Six Moving Guitars is the musically and conceptually ambitious debut record from composer/guitarist Fredrik Rasten. The recording was made by Rasten and five collaborators -- both musicians and dancers -- at a church in Norway in 2018. The performance is an interactive sonic exploration of the space in which it was recorded, each performer wielding an acoustic guitar tuned in just intonation, a manner of tuning wholly different than how instruments are typically tuned. A choreography is played out with the guitars, which was developed as a way to link the unique sound of the guitars in just intonation and the space they were being played in. Rasten developed material and various playing techniques that are played out by both musicians and non-musicians. This is intentional, as Rasten refers to the music as " a study in how people, without necessarily being trained musicians, can act together in a musical situation based on awareness of listening and spatial orientation."

Musically the record is filled with seemingly simple plucked and strummed guitar patterns. The six voices bounce small ideas off one another, thoroughly in conversation, and ultimately create a complex fabric of sound. It is slow moving, steady and consistent, breathing gradually and moving between sections. Before you know it the music has reached a new section, bled into from what came before it. This is music that very successfully invokes elements of Minimalism, and nearly New Age.

Rasten has created a hypnotizing, beguiling listen, both in part to the aforementioned way the music unfolds, as well as the textures coming from the non-traditionally tuned guitars. Overtones abound -- they wobble and throb, and often it is hard to place from where a sound came. There is a spareness to the recording but the sound is nonetheless full, aided in part by the waving. encompassing chordal textures.

Though separated into five tracks, Six Moving Guitars is really one long piece. Consistent throughout is the footsteps and incidental noise generated from the movement of the performers.
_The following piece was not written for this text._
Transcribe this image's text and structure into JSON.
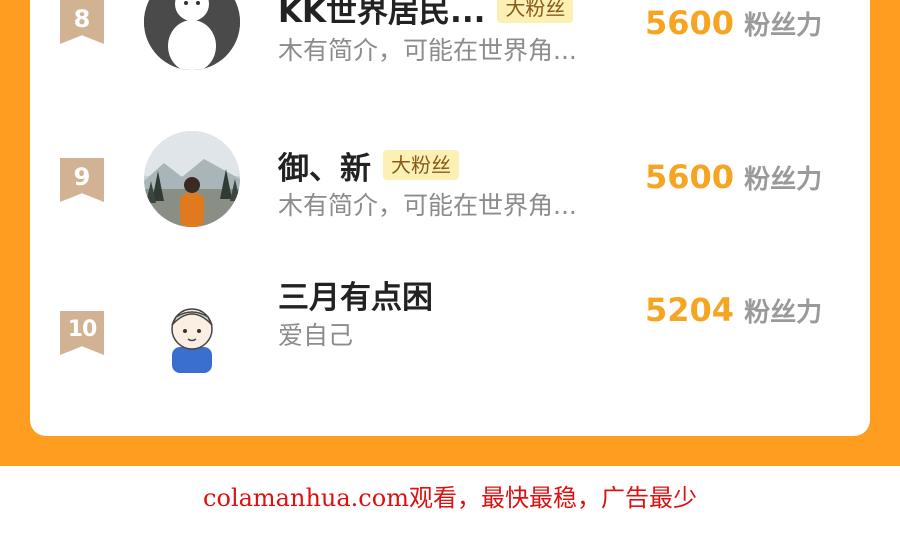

This becomes an essential part of the recording, an element not unlike the clinking of glasses of music recorded at a club. It acts as well as a near percussive drone, shuffling under the guitars like a quiet cymbal. The pulse really only changes during the fourth piece "Running," during which the choreography seems to be the namesake for the piece, as rhythmic running steps beat quickly in time, achieving a tone different than what came before. A phasing effect is even subtly achieved, as the steps come closer and drift further from the mic. The effect is mesmerizing.

When listening to Rasten's record one may recall the music of the late guitarist Rod Poole (as well as Poole's Acoustic Guitar Trio with Nels Cline and Jim McAuley), a master practitioner of the guitar tuned in just intonation. Though of a different overall aesthetic and intention, there is indeed a comparison. Both make shimmering, ringing acoustic guitar music, that achieves a feeling of boundlessness among many sonic worlds. Rasten has released a beautiful debut record, and I'm excited to see what comes next for him.